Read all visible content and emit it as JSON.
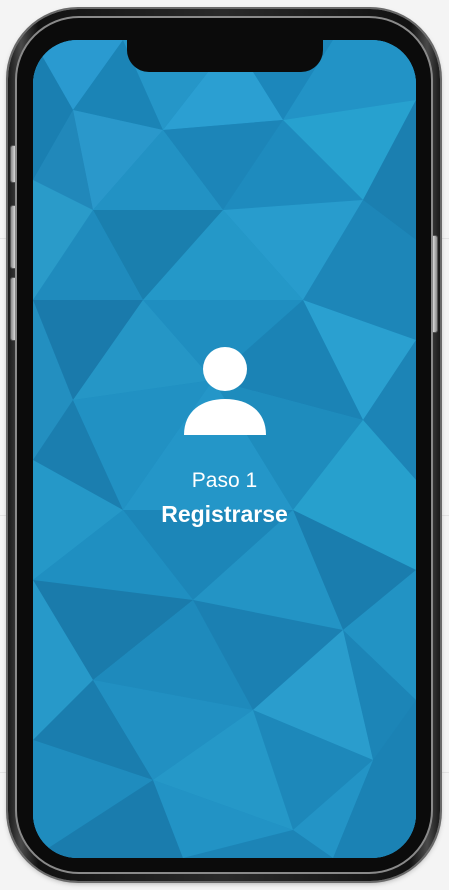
{
  "screen": {
    "icon": "user-icon",
    "step_label": "Paso 1",
    "title": "Registrarse"
  },
  "colors": {
    "background": "#1f8ec0",
    "text": "#ffffff",
    "frame": "#1a1a1a"
  }
}
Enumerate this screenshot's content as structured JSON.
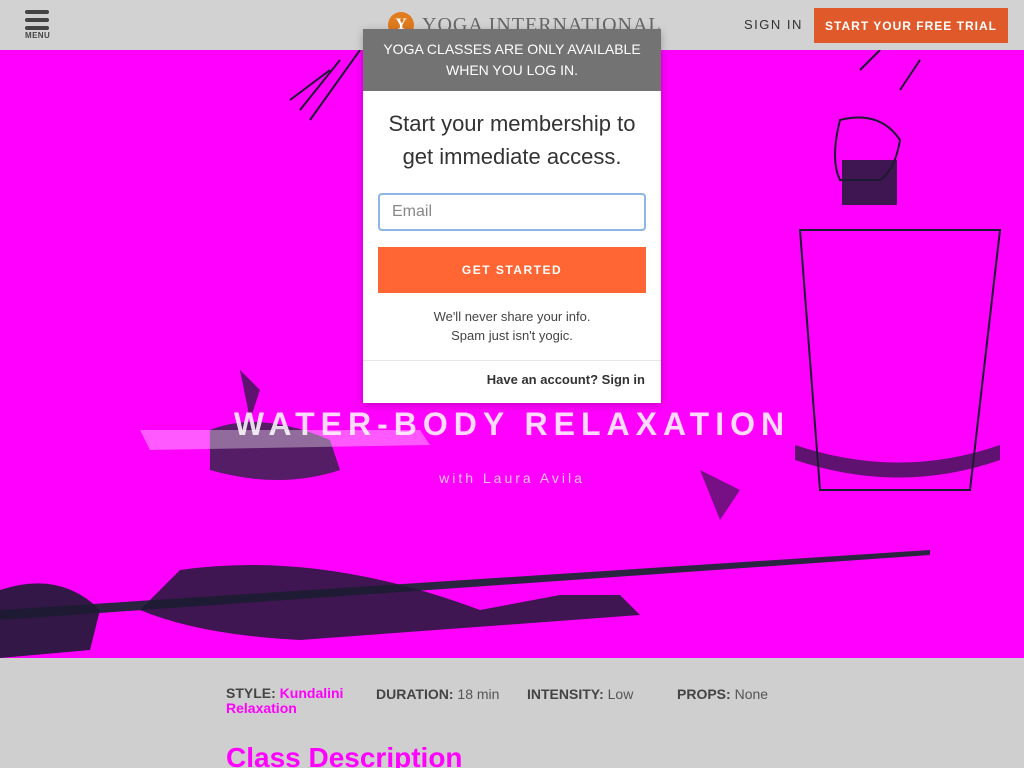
{
  "header": {
    "menu_label": "MENU",
    "logo_text": "YOGA INTERNATIONAL",
    "logo_mark": "Y",
    "sign_in": "SIGN IN",
    "trial_button": "START YOUR FREE TRIAL"
  },
  "hero": {
    "title": "WATER-BODY RELAXATION",
    "subtitle": "with Laura Avila"
  },
  "modal": {
    "banner": "YOGA CLASSES ARE ONLY AVAILABLE WHEN YOU LOG IN.",
    "heading": "Start your membership to get immediate access.",
    "email_placeholder": "Email",
    "email_value": "",
    "cta": "GET STARTED",
    "privacy_line1": "We'll never share your info.",
    "privacy_line2": "Spam just isn't yogic.",
    "footer_text": "Have an account?",
    "footer_link": "Sign in"
  },
  "class_meta": {
    "style_label": "STYLE:",
    "style_value": "Kundalini Relaxation",
    "duration_label": "DURATION:",
    "duration_value": "18 min",
    "intensity_label": "INTENSITY:",
    "intensity_value": "Low",
    "props_label": "PROPS:",
    "props_value": "None"
  },
  "section": {
    "title": "Class Description"
  },
  "colors": {
    "accent": "#e0592a",
    "cta": "#ff6633",
    "hero": "#ff00ff",
    "banner": "#737373"
  }
}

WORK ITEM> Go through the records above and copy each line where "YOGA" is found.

ANSWER FOR THIS EXERCISE>
    "logo_text": "YOGA INTERNATIONAL",
    "banner": "YOGA CLASSES ARE ONLY AVAILABLE WHEN YOU LOG IN.",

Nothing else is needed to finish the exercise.